What lines below mention the word "name"? Copy each one.

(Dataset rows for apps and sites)
===
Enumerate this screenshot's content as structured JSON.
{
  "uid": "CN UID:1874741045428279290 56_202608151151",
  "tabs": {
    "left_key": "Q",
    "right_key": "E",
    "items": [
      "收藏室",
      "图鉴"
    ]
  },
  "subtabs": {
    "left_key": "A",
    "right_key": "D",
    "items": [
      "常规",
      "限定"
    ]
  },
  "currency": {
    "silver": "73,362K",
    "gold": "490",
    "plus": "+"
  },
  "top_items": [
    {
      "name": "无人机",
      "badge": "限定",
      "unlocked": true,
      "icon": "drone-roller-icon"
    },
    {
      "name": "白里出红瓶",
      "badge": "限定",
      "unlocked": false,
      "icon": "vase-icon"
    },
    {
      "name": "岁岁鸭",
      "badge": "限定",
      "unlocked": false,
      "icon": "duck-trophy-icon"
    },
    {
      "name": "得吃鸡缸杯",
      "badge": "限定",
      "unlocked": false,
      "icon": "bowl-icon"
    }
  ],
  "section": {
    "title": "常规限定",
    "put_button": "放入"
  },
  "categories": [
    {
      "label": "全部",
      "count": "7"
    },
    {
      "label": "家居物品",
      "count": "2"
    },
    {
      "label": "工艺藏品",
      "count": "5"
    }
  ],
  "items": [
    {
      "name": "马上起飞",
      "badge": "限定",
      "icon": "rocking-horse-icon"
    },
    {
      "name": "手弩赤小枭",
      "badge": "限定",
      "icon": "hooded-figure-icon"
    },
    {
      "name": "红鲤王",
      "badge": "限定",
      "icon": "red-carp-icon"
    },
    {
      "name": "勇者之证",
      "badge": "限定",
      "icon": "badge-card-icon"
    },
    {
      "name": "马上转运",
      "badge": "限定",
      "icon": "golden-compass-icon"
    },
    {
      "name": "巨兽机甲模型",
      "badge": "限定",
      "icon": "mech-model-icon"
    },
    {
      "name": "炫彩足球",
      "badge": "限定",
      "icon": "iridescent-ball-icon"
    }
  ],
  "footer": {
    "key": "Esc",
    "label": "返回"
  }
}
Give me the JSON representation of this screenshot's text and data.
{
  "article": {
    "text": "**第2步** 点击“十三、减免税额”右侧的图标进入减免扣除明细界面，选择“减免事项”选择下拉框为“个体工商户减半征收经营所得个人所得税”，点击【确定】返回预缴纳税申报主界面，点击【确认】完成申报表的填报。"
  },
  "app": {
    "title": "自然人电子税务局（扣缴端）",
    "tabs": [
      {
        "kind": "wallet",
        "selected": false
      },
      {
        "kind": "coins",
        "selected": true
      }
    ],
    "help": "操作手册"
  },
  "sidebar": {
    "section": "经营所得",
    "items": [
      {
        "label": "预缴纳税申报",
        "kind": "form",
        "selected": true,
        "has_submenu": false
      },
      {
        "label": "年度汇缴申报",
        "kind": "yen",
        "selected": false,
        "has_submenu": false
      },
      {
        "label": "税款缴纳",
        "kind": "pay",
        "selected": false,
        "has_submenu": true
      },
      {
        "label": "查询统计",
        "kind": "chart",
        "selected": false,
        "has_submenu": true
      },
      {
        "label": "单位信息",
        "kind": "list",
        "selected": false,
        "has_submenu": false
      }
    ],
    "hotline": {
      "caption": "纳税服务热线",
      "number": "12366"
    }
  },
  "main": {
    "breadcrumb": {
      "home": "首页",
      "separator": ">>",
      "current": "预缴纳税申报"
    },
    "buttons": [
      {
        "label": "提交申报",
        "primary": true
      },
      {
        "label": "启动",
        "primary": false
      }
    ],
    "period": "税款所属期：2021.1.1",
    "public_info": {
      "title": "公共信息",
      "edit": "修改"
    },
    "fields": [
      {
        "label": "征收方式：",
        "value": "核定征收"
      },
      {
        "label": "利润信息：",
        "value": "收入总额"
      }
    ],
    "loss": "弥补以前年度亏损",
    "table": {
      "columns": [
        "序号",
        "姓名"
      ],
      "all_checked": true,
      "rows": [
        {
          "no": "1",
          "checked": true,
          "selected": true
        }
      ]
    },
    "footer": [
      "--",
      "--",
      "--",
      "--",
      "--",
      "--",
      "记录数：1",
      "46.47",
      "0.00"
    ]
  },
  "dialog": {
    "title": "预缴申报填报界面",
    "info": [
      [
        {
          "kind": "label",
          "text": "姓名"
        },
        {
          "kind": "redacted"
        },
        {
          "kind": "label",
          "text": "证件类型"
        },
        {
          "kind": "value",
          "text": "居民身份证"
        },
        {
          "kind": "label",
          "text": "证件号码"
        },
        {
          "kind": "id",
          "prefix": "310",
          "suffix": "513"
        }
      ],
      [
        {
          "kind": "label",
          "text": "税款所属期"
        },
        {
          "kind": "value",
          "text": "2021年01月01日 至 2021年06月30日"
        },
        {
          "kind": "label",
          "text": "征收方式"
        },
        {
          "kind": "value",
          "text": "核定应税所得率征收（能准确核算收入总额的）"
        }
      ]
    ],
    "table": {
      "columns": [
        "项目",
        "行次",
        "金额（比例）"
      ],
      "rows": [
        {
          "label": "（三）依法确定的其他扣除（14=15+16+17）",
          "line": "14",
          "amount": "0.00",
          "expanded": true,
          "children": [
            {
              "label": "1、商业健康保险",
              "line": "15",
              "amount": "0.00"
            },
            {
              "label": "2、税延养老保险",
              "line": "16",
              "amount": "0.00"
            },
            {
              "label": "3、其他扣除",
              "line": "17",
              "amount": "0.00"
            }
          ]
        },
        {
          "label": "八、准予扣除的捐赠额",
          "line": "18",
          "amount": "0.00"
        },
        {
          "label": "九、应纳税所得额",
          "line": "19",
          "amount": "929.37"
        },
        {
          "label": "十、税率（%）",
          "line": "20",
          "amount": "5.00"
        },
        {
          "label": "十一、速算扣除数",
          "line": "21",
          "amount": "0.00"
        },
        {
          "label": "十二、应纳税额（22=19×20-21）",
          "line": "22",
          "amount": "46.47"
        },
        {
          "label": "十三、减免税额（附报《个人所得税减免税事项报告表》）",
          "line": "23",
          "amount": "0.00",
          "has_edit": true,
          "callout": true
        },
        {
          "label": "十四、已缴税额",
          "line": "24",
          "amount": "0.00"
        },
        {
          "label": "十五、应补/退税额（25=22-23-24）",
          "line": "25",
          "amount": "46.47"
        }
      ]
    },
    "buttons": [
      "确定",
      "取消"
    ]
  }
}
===
_Output for this exercise_
      "name": "无人机",
      "name": "白里出红瓶",
      "name": "岁岁鸭",
      "name": "得吃鸡缸杯",
      "name": "马上起飞",
      "name": "手弩赤小枭",
      "name": "红鲤王",
      "name": "勇者之证",
      "name": "马上转运",
      "name": "巨兽机甲模型",
      "name": "炫彩足球",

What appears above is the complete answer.